Home Australia Mount Etna sends incredible volcanic smoke rings rising into the sky

Mount Etna sends incredible volcanic smoke rings rising into the sky

0 comment
Italy's Mount Etna put on a spectacular spectacle for amazed tourists as they watched the volcano send smoke rings into the sky.

<!–

<!–

<!– <!–

<!–

<!–

<!–

Mount Etna put on a spectacular spectacle for awestruck tourists as they watched the volcano send smoke rings into the sky.

This rare phenomenon, known as volcanic smoke rings, can only form in a circular volcanic vent and requires a calm atmosphere.

Despite the name, the rings are technically not made of smoke, but rather condensed gases, primarily water vapor, that escaped magma and shot from the volcano’s vent.

The result of these hot volcanic gases suddenly escaping from the circular vent in short pulses is what creates the ring shape.

Italy's Mount Etna put on a spectacular spectacle for amazed tourists as they watched the volcano send smoke rings into the sky.

Italy’s Mount Etna put on a spectacular spectacle for amazed tourists as they watched the volcano send smoke rings into the sky.

The rare phenomenon, known as volcanic smoke rings, can only form in a circular volcanic vent and requires a calm atmosphere.

The rare phenomenon, known as volcanic smoke rings, can only form in a circular volcanic vent and requires a calm atmosphere.

The rare phenomenon, known as volcanic smoke rings, can only form in a circular volcanic vent and requires a calm atmosphere.

Despite the name, the rings are technically not made of smoke, but rather condensed gases, primarily water vapor, that escaped magma and shot from the volcano's vent.

Despite the name, the rings are technically not made of smoke, but rather condensed gases, primarily water vapor, that escaped magma and shot from the volcano's vent.

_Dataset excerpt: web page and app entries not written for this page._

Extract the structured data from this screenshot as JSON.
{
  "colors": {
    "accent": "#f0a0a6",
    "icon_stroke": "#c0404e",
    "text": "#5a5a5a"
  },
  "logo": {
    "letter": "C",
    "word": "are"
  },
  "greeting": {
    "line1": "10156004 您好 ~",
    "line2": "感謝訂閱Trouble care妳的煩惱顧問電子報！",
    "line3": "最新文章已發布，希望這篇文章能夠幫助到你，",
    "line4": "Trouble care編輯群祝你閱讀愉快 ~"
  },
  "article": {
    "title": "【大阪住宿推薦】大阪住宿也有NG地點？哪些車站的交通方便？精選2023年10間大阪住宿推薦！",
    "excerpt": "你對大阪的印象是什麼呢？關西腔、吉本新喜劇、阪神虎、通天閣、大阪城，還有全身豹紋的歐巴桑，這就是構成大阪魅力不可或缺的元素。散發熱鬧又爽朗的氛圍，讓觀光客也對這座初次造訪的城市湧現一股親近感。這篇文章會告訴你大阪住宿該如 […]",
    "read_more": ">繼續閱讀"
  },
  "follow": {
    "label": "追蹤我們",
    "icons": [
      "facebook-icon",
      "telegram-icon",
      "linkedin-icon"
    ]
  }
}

Despite the name, the rings are technically not made of smoke, but rather condensed gases, primarily water vapor, that escaped magma and shot from the volcano’s vent.

The result of these hot volcanic gases suddenly escaping from the circular vent in short pulses is what creates the ring shape.

The result of these hot volcanic gases suddenly escaping from the circular vent in short pulses is what creates the ring shape.

The result of these hot volcanic gases suddenly escaping from the circular vent in short pulses is what creates the ring shape.

Volcanic smoke rings like this have been documented around the world, but multiple displays like the one on Mount Etna are extremely rare.

Even if a volcano has the ability to create smoke rings, strong winds will prevent them from forming.

The volcano, located on the island of Sicily at the southern tip of Italy, is the most active volcano in Europe and rises 11,000 feet above the town of Brontë.

A perfectly circular volcanic smoke ring blown by Mount Etna in the town of Brontë in Sicily, Italy

A perfectly circular volcanic smoke ring blown by Mount Etna in the town of Brontë in Sicily, Italy

A perfectly circular volcanic smoke ring blown by Mount Etna in the town of Brontë in Sicily, Italy

Volcanic smoke rings like this have been documented around the world, but multiple displays like this in Sicily are extremely rare.

Volcanic smoke rings like this have been documented around the world, but multiple displays like this in Sicily are extremely rare.

Volcanic smoke rings like this have been documented around the world, but multiple displays like this in Sicily are extremely rare.

The volcano, located on the island of Sicily at the southern tip of Italy, is the most active volcano in Europe and rises 11,000 feet above the town of Brontë.

The volcano, located on the island of Sicily at the southern tip of Italy, is the most active volcano in Europe and rises 11,000 feet above the town of Brontë.

The volcano, located on the island of Sicily at the southern tip of Italy, is the most active volcano in Europe and rises 11,000 feet above the town of Brontë.

It erupts frequently and its explosions have been closely monitored and documented for more than 3,500 years.

It erupts frequently and its explosions have been closely monitored and documented for more than 3,500 years.

It erupts frequently and its explosions have been closely monitored and documented for more than 3,500 years.

It erupts frequently and its explosions have been closely monitored and documented for more than 3,500 years.

Over a six-month period in 2021, Etna emitted so much volcanic material that it grew in height by almost 30 meters.

Etna’s most destructive eruption occurred in 1669, when approximately fourteen towns and cities were destroyed by lava flows or earthquakes that followed the eruption.

You may also like